WHAT NEEDS TO BE DONE: Do any lines in the data below contain "criteria"? If so, copy every one of them.

• • • • • • •

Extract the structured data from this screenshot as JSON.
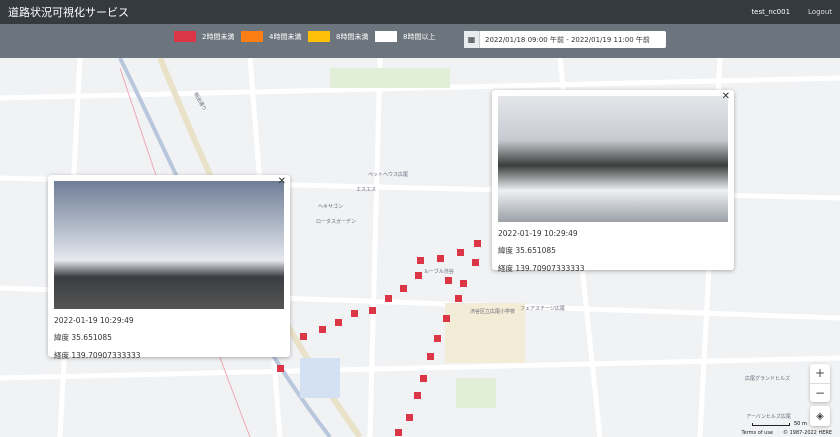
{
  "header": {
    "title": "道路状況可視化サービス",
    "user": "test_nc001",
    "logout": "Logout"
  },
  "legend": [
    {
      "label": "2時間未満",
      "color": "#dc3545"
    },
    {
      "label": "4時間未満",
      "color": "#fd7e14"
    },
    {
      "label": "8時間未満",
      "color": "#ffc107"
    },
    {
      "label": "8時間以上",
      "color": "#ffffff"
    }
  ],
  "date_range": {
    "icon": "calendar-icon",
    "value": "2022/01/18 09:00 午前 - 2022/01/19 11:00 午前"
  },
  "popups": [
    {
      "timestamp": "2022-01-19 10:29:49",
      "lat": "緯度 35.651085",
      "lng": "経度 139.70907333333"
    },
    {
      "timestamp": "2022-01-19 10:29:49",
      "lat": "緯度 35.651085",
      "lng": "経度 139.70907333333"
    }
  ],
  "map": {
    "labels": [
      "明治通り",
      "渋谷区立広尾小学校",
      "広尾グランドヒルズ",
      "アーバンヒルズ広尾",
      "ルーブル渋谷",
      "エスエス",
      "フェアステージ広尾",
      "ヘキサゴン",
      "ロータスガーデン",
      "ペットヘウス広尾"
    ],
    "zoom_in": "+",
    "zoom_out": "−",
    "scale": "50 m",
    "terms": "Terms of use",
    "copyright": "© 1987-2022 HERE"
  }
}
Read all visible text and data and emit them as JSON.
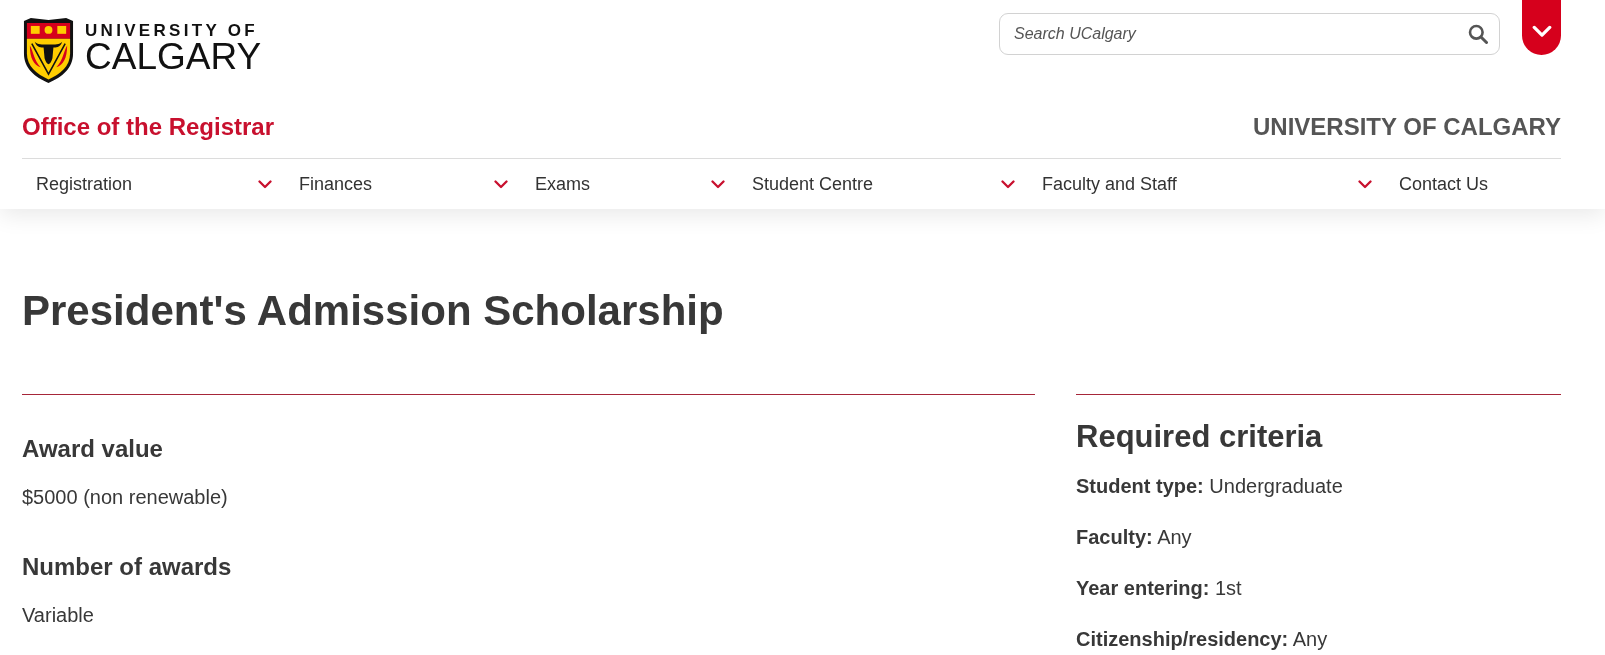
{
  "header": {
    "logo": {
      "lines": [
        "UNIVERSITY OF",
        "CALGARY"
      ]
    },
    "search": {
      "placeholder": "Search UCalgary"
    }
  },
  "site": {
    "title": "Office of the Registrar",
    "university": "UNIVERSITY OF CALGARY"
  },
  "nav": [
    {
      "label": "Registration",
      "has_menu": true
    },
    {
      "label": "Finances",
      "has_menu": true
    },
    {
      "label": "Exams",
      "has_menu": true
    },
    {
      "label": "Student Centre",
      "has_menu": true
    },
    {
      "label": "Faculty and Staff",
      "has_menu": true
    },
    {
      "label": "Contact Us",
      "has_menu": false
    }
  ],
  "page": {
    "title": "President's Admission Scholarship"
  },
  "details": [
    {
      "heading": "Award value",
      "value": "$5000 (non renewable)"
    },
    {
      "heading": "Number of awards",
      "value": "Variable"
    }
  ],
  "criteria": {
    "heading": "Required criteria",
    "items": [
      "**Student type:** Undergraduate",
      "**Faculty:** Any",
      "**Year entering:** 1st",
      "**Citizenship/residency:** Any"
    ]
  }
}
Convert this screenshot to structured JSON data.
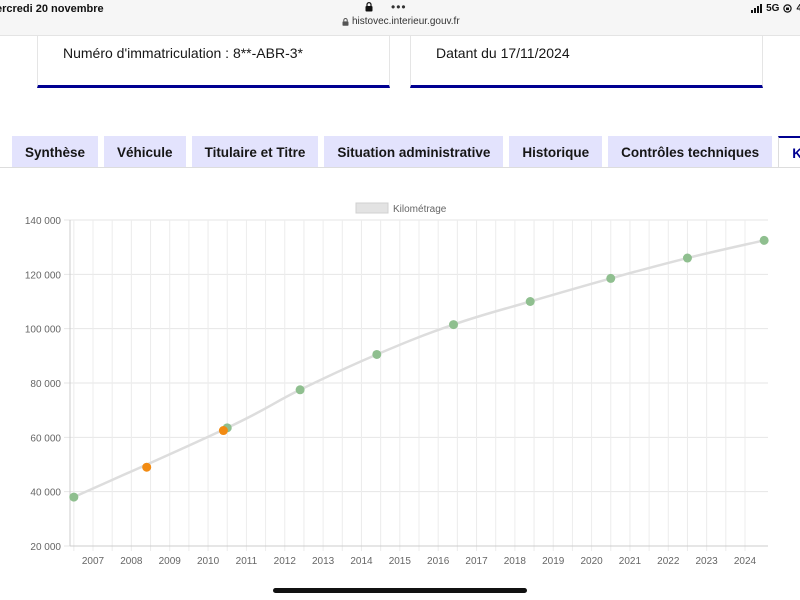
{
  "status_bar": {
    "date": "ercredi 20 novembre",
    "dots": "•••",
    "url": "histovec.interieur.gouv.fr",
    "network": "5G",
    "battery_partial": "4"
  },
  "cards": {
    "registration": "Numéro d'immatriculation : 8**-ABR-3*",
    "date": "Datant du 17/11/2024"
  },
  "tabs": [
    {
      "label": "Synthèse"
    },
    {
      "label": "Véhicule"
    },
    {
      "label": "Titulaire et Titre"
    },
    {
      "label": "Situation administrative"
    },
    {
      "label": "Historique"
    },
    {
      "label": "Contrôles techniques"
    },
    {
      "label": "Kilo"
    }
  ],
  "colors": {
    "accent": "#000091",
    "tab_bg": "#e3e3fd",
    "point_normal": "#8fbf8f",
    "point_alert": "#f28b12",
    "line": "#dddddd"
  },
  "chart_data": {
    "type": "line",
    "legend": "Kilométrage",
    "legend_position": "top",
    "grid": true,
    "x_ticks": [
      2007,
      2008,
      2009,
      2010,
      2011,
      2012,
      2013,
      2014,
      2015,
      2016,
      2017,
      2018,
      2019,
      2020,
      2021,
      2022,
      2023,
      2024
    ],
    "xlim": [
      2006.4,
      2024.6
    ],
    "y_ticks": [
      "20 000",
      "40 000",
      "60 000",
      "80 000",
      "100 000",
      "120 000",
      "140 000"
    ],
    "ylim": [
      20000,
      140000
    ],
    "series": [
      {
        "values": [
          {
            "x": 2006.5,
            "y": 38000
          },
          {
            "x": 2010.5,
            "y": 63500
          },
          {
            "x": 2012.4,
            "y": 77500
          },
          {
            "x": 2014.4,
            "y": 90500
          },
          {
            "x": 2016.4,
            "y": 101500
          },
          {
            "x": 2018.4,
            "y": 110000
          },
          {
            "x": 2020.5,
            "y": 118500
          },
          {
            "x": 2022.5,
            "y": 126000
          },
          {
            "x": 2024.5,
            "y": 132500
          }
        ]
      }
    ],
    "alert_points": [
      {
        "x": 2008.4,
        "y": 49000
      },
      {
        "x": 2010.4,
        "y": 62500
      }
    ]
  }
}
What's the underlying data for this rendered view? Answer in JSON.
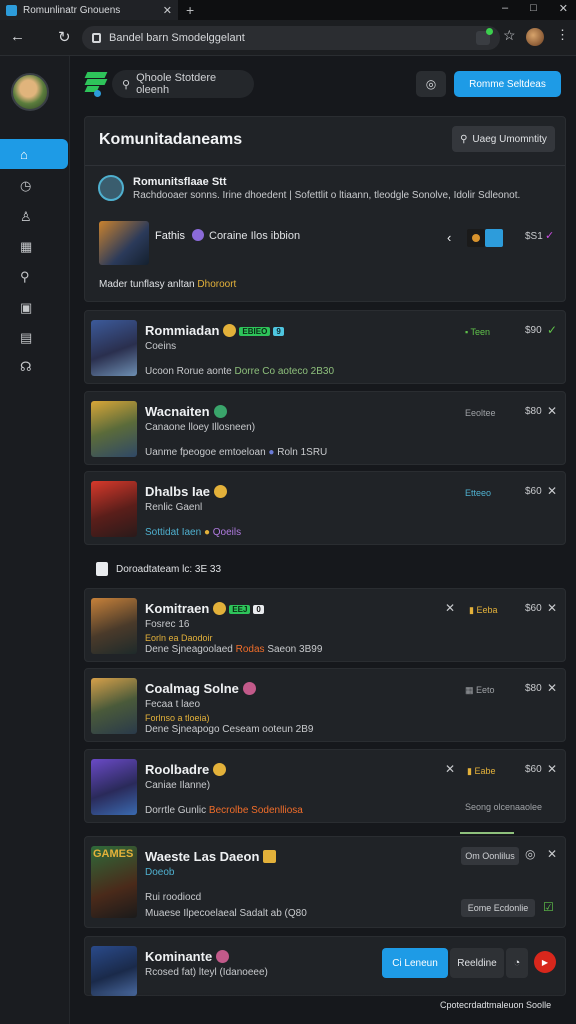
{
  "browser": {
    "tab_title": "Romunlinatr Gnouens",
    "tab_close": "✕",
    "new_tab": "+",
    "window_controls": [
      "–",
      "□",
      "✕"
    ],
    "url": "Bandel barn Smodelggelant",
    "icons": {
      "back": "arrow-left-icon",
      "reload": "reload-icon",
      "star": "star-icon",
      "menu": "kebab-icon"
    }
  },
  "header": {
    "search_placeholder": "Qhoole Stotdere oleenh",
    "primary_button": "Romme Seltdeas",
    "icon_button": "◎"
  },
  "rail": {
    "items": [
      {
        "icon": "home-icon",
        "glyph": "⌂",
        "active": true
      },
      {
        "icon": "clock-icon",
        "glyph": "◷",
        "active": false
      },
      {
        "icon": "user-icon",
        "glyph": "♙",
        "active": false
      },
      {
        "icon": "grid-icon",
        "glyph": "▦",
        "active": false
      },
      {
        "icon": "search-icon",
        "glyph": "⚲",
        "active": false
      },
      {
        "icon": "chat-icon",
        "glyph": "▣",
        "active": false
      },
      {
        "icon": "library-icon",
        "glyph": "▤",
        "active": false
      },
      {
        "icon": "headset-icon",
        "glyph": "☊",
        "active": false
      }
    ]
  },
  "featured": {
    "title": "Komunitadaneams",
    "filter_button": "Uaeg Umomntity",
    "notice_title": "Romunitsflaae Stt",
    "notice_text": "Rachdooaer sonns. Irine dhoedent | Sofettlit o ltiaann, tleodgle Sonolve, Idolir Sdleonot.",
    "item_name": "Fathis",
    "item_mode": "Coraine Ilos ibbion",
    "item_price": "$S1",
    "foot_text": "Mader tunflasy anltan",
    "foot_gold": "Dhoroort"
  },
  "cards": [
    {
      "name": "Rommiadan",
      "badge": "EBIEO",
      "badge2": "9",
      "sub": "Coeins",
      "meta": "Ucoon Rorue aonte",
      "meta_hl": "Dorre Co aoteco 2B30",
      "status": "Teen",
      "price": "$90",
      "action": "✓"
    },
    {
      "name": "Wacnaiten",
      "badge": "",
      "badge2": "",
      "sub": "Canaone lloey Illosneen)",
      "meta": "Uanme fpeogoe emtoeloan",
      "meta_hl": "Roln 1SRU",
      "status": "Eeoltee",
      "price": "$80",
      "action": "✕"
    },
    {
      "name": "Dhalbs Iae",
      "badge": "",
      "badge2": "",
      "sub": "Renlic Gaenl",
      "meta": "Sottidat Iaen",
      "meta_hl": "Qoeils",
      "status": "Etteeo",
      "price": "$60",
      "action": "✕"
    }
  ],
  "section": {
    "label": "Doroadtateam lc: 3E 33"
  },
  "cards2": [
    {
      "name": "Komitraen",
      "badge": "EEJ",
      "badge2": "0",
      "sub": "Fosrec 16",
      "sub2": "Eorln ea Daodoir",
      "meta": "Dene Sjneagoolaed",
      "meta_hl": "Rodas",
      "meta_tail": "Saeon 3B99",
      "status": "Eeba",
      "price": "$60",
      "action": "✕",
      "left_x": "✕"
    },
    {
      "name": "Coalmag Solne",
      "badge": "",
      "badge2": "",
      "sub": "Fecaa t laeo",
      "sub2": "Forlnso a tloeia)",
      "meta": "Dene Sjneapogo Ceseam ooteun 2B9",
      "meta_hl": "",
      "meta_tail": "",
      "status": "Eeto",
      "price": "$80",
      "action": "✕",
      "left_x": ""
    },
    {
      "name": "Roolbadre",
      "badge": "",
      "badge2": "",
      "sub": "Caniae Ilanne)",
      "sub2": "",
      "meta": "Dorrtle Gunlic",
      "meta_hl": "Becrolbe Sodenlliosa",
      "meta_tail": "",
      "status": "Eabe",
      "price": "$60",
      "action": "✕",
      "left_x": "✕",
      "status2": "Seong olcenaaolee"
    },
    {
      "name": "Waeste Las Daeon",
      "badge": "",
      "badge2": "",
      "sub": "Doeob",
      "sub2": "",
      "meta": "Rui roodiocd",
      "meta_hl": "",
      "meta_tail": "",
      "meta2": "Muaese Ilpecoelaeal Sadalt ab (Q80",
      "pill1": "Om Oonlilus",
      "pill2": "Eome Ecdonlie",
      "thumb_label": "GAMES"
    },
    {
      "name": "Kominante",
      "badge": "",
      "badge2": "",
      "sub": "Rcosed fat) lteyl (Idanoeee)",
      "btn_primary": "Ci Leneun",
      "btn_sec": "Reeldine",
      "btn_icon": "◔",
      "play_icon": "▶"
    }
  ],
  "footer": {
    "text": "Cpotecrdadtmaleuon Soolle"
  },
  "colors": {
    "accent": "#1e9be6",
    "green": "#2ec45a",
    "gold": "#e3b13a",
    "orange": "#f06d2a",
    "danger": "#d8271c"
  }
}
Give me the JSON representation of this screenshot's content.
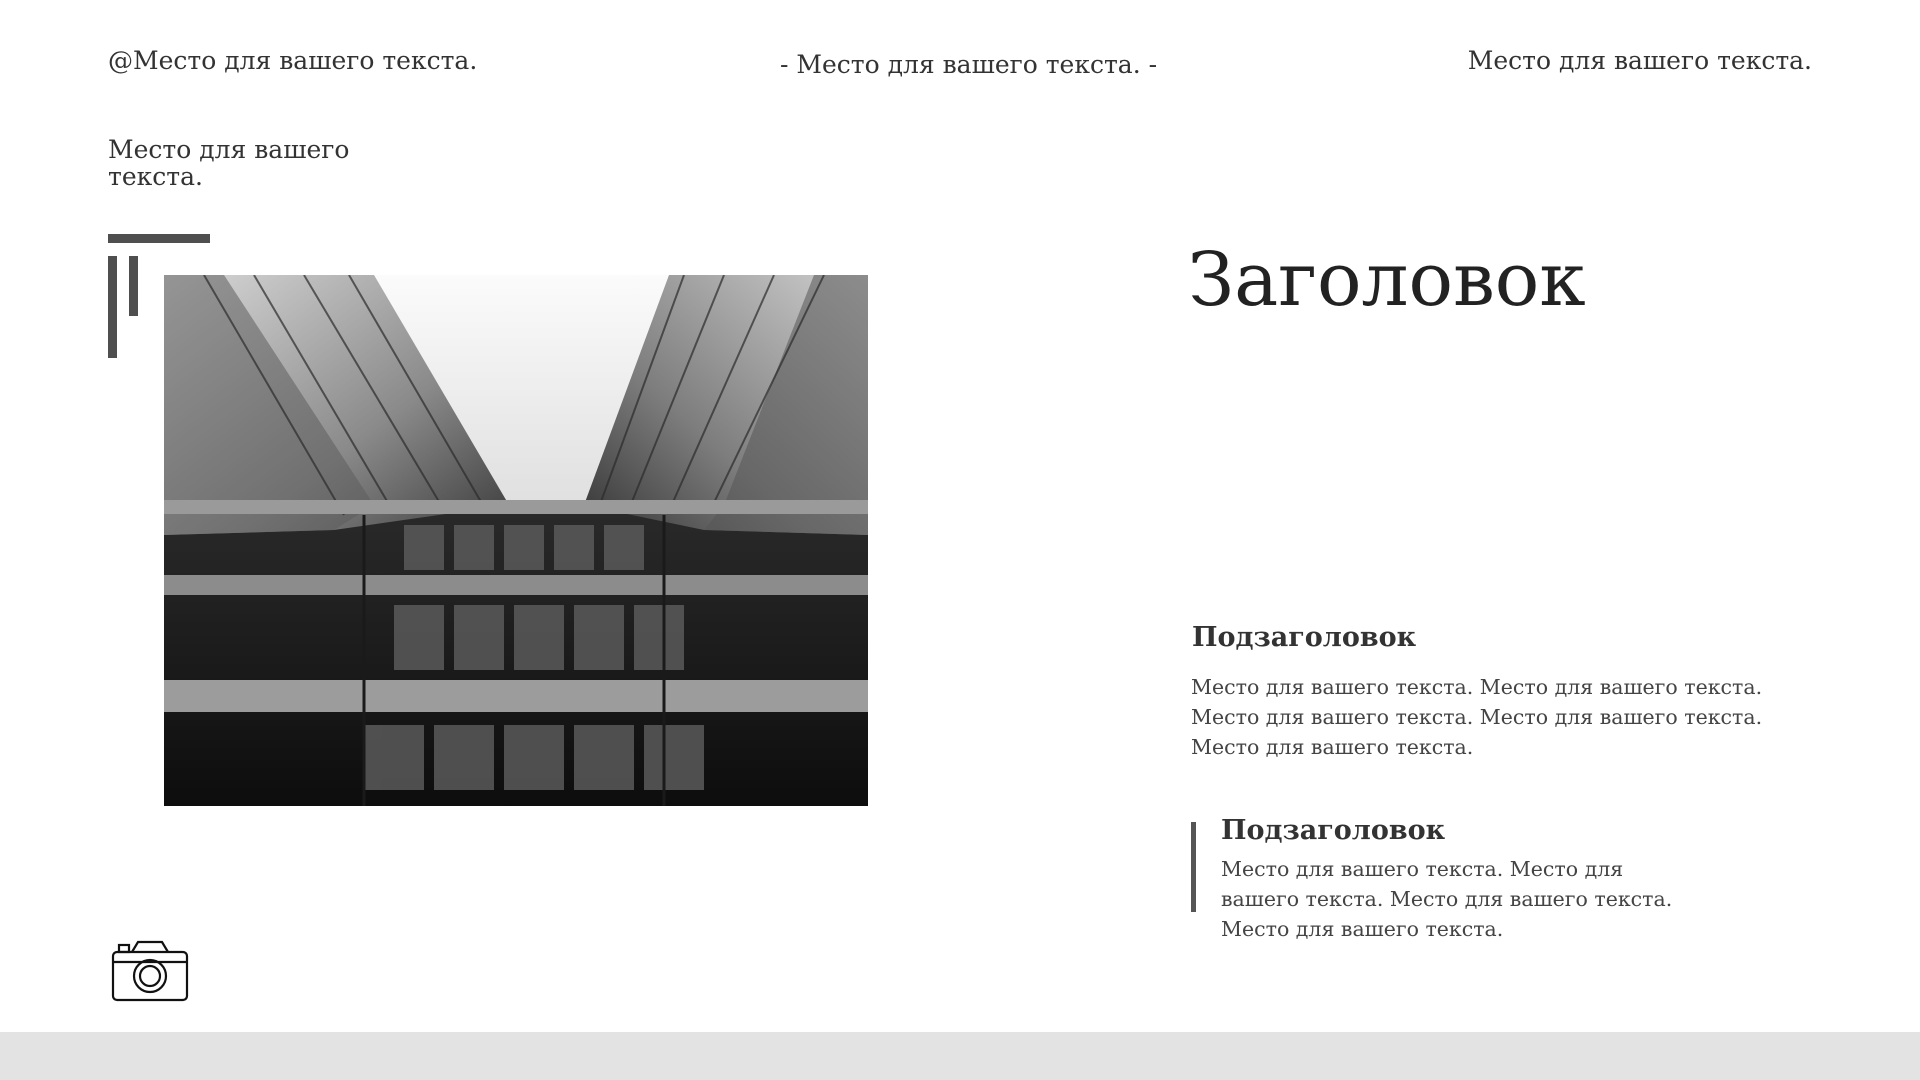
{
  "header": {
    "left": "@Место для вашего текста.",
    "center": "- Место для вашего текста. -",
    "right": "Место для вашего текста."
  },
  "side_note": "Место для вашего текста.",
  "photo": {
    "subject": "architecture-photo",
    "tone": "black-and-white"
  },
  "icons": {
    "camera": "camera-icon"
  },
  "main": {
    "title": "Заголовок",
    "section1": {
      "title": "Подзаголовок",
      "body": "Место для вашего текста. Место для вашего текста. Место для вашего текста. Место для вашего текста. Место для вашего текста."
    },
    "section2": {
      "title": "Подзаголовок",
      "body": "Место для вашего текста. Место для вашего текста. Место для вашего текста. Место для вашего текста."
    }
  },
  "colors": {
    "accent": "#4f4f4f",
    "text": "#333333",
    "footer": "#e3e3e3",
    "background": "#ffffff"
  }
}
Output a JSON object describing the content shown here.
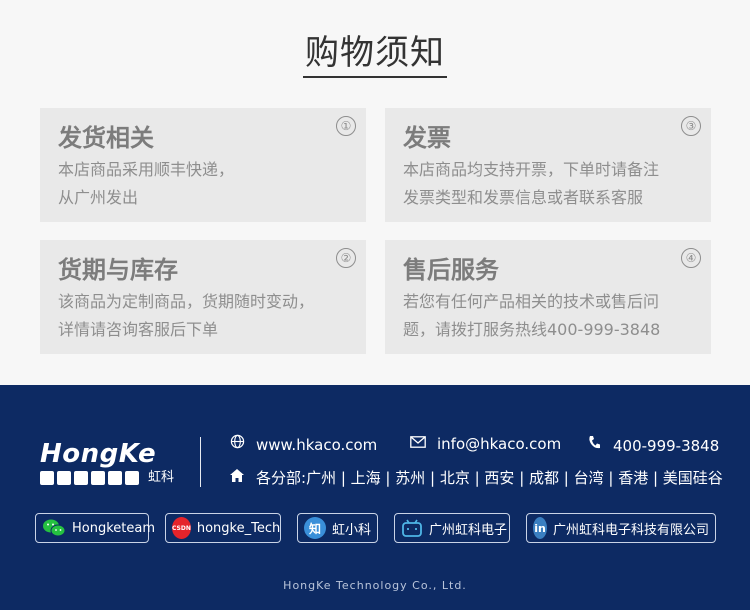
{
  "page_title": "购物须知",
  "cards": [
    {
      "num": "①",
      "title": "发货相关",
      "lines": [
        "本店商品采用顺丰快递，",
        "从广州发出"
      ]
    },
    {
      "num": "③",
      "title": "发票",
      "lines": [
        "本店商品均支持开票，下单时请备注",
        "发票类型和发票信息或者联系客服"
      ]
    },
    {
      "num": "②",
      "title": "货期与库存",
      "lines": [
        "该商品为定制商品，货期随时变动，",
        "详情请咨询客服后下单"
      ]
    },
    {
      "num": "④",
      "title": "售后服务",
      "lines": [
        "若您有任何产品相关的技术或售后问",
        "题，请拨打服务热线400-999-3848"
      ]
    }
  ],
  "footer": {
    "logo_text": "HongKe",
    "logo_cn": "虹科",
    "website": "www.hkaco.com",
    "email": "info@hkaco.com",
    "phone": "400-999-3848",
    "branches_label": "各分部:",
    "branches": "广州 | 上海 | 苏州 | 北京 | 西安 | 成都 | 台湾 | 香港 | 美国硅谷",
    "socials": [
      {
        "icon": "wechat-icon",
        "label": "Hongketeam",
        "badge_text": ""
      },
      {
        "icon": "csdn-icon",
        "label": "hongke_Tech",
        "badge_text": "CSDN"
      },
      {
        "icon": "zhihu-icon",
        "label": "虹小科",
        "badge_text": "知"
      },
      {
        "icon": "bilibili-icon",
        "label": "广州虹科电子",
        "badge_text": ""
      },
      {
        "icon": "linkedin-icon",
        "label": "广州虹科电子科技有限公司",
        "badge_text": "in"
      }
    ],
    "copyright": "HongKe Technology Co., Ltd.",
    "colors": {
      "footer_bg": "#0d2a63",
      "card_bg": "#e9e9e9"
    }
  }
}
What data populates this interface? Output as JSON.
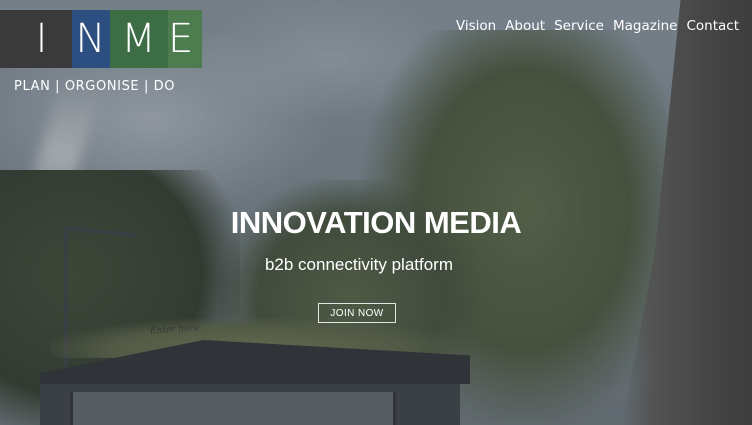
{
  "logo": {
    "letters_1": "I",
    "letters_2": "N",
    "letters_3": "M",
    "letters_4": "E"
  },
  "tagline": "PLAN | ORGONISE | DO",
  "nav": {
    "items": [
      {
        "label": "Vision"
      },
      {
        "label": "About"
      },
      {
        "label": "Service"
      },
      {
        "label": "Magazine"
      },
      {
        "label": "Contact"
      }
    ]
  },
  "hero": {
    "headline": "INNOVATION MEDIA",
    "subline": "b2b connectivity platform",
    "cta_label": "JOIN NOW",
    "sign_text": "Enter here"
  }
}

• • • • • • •

OUTPUT FOR THIS TASK:
  "criteria": {
    "heading": "Required criteria",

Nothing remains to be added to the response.